whitefox assembled a skilled team to tackle the project and ensure it became a beautiful, high-quality publication. With both in-house expertise and external partners and freelancers, whitefox provided publishing services in the areas of project management, editorial, design, image research and permissions, print, production, sales and distribution.
The team also worked closely with David on devising the most suitable way to present the enormous project. The solution was to divide it into four books housed in an elegantly designed slipcase. The books feature over sixty photographs from World War I along with its week-by-week breakdown of the war’s progression, serving as an immersive repository of what life was like at the time.
To secure funding to publish As We Were, whitefox and David discussed several options that would allow approximately half of the costs to be secured before the project was greenlit, with patronship seen as the best route. David tapped into his extensive professional network to spread the word and seek sponsorships. He has decades of experience as a history teacher, first at Stamford School in Lincolnshire, and then Westminster School in London, where he became the head of the sixth form and a boarding housemaster. Today he runs his education consultancy DHC London, and he is a governor of a London preparatory school. He has also published several other books and writes frequently for national newspapers and periodicals. With his vast network of colleagues, historians and academic researchers, David had no trouble exceeding his goal of securing 250 enthusiastic sponsors for the project.
As We Were has already sold several hundred box sets.

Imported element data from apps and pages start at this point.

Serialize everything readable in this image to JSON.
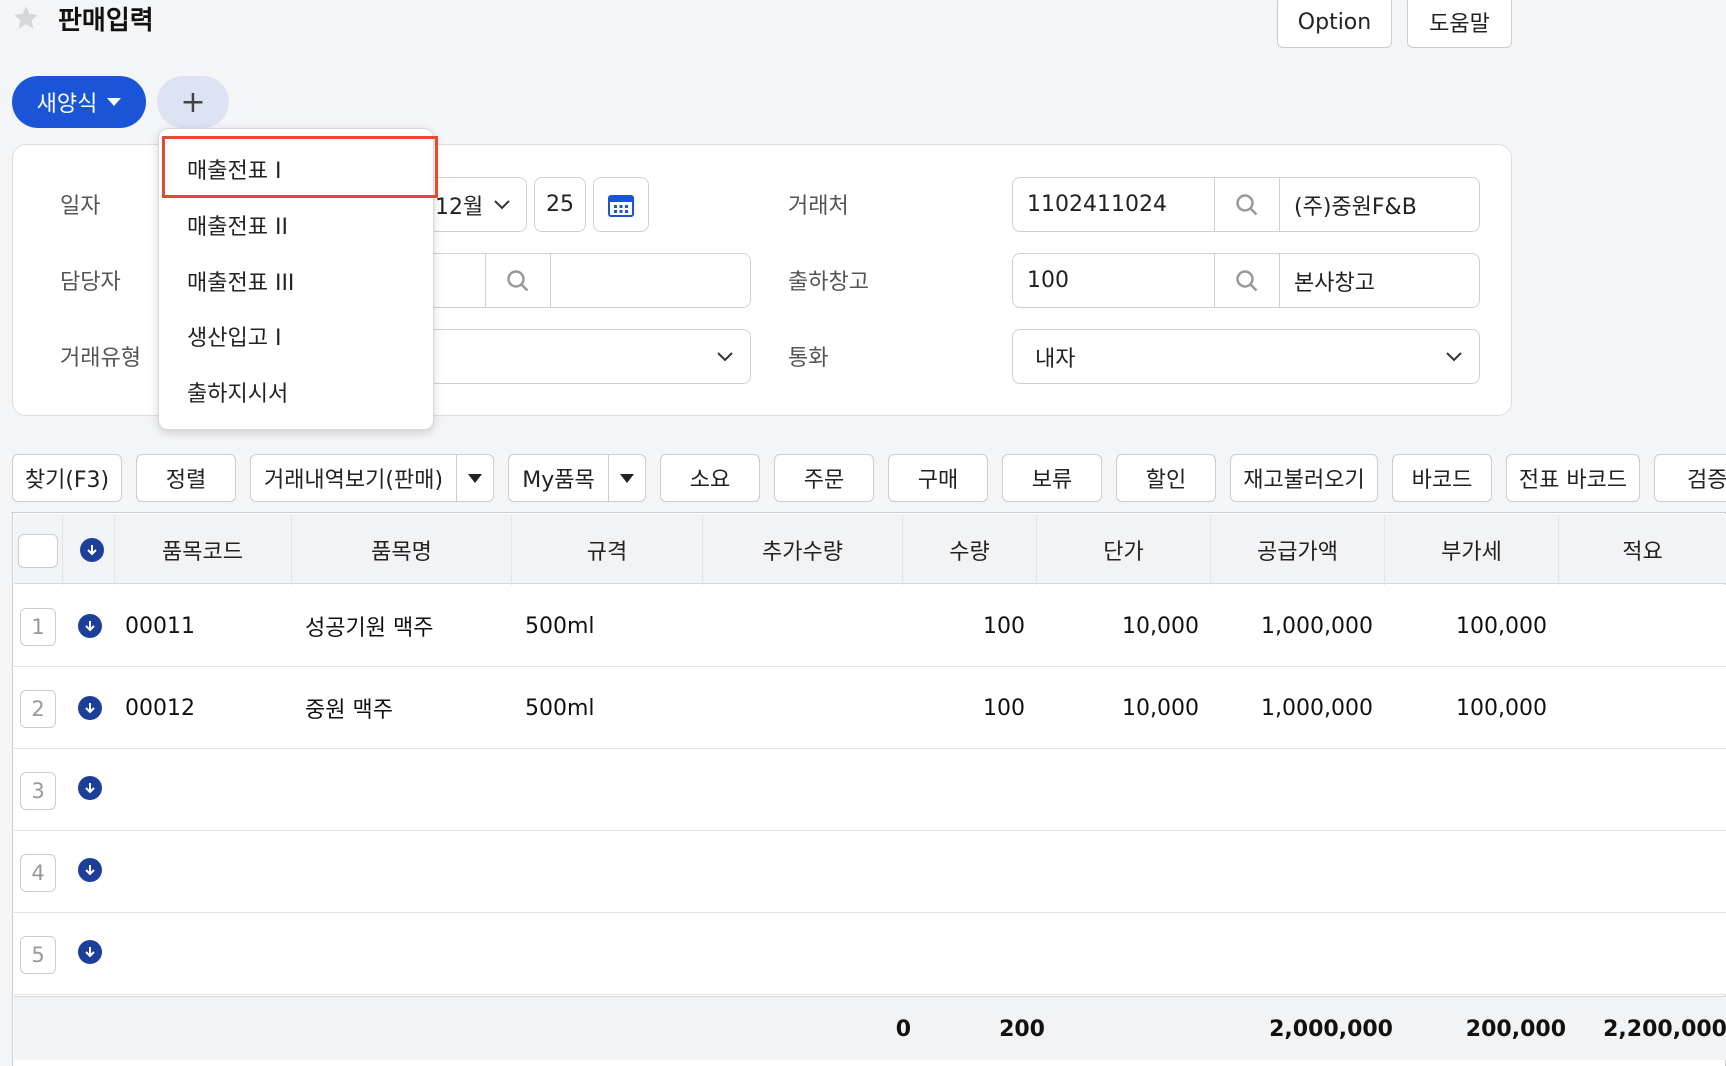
{
  "header": {
    "title": "판매입력",
    "option_label": "Option",
    "help_label": "도움말"
  },
  "tabs": {
    "new_form_label": "새양식",
    "add_label": "+"
  },
  "dropdown_menu": {
    "items": [
      "매출전표 I",
      "매출전표 II",
      "매출전표 III",
      "생산입고 I",
      "출하지시서"
    ],
    "selected_index": 0
  },
  "form": {
    "date_label": "일자",
    "date_month": "12월",
    "date_day": "25",
    "manager_label": "담당자",
    "trade_type_label": "거래유형",
    "client_label": "거래처",
    "client_code": "1102411024",
    "client_name": "(주)중원F&B",
    "warehouse_label": "출하창고",
    "warehouse_code": "100",
    "warehouse_name": "본사창고",
    "currency_label": "통화",
    "currency_value": "내자"
  },
  "toolbar": {
    "find": "찾기(F3)",
    "sort": "정렬",
    "history": "거래내역보기(판매)",
    "my_items": "My품목",
    "consume": "소요",
    "order": "주문",
    "purchase": "구매",
    "hold": "보류",
    "discount": "할인",
    "load_stock": "재고불러오기",
    "barcode": "바코드",
    "slip_barcode": "전표 바코드",
    "verify": "검증"
  },
  "grid": {
    "columns": [
      "품목코드",
      "품목명",
      "규격",
      "추가수량",
      "수량",
      "단가",
      "공급가액",
      "부가세",
      "적요"
    ],
    "rows": [
      {
        "no": "1",
        "code": "00011",
        "name": "성공기원 맥주",
        "spec": "500ml",
        "extra": "",
        "qty": "100",
        "price": "10,000",
        "supply": "1,000,000",
        "vat": "100,000",
        "memo": ""
      },
      {
        "no": "2",
        "code": "00012",
        "name": "중원 맥주",
        "spec": "500ml",
        "extra": "",
        "qty": "100",
        "price": "10,000",
        "supply": "1,000,000",
        "vat": "100,000",
        "memo": ""
      },
      {
        "no": "3",
        "code": "",
        "name": "",
        "spec": "",
        "extra": "",
        "qty": "",
        "price": "",
        "supply": "",
        "vat": "",
        "memo": ""
      },
      {
        "no": "4",
        "code": "",
        "name": "",
        "spec": "",
        "extra": "",
        "qty": "",
        "price": "",
        "supply": "",
        "vat": "",
        "memo": ""
      },
      {
        "no": "5",
        "code": "",
        "name": "",
        "spec": "",
        "extra": "",
        "qty": "",
        "price": "",
        "supply": "",
        "vat": "",
        "memo": ""
      }
    ],
    "footer": {
      "extra_total": "0",
      "qty_total": "200",
      "supply_total": "2,000,000",
      "vat_total": "200,000",
      "grand_total": "2,200,000"
    }
  },
  "colors": {
    "primary": "#1a55d8",
    "highlight": "#e5492f",
    "icon_navy": "#1d3f9a"
  }
}
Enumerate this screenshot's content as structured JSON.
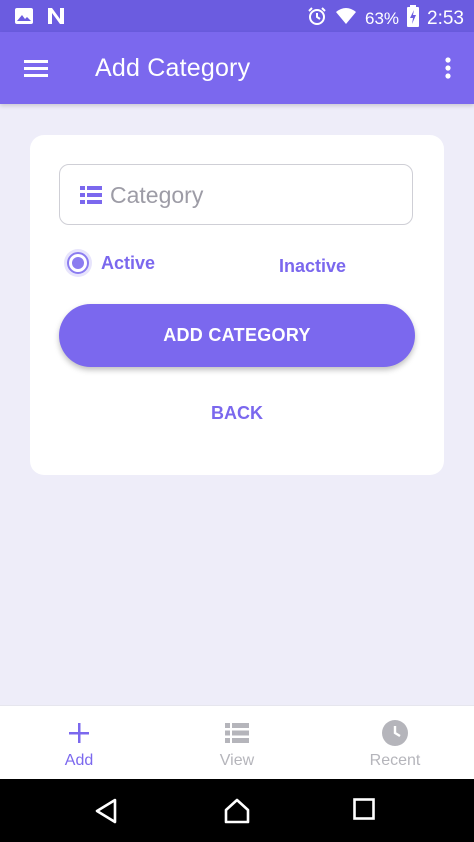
{
  "status_bar": {
    "battery": "63%",
    "time": "2:53",
    "icons": [
      "image-icon",
      "n-icon",
      "alarm-icon",
      "wifi-icon",
      "battery-charging-icon"
    ]
  },
  "app_bar": {
    "title": "Add Category",
    "icons": [
      "hamburger-menu-icon",
      "overflow-menu-icon"
    ]
  },
  "form": {
    "category_placeholder": "Category",
    "category_value": "",
    "status_options": [
      {
        "label": "Active",
        "selected": true
      },
      {
        "label": "Inactive",
        "selected": false
      }
    ],
    "add_button": "ADD CATEGORY",
    "back_button": "BACK"
  },
  "bottom_nav": {
    "items": [
      {
        "label": "Add",
        "icon": "plus-icon",
        "active": true
      },
      {
        "label": "View",
        "icon": "list-icon",
        "active": false
      },
      {
        "label": "Recent",
        "icon": "clock-icon",
        "active": false
      }
    ]
  },
  "colors": {
    "primary": "#7b68ee",
    "status_bar": "#6b5ce0",
    "background": "#eeedf9",
    "inactive_nav": "#b5b5bb"
  }
}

The pre-sales that David gained from his sponsorship initiative helped fund its publication. The project’s marketing campaign further aided in this, and it has also garnered rave reviews from several national newspapers. ‘It is gloriously readable,’ wrote the Sunday Times. ‘All human life is here: courage and cowardice, heroism and horror.’ And the Spectator said, ‘It is the voices that we don’t usually hear…that give these volumes their breadth and richness…It is a formidable achievement to bring these different worlds into a single focus.’
As We Were has also drawn the attention of other prominent academics and professionals in the field. These include Sir Anthony Seldon, former Vice-Chancellor of Buckingham University, former Master of Wellington College and author or editor of more than thirty-five books on history, politics and education. Sir Seldon said of As We Were, ‘These books never flinch from tragedy, but fight shy of sentimentality. Above all, they stay sensitive to the huge canvas against which war was played out.’
whitefox’s work helped David to turn his bespoke and ambitious book project into a reality. David’s achievement with As We Were shows the exciting possibilities for books of unusual forms and specialist subjects. The traditional publishing model is no longer the only option, and authors no longer need to appeal to broad audiences in order for their books to be successful. Authors can utilise their professional networks to find the right readers who will champion their book projects, and with the support from professional publishing services these projects can gain great success.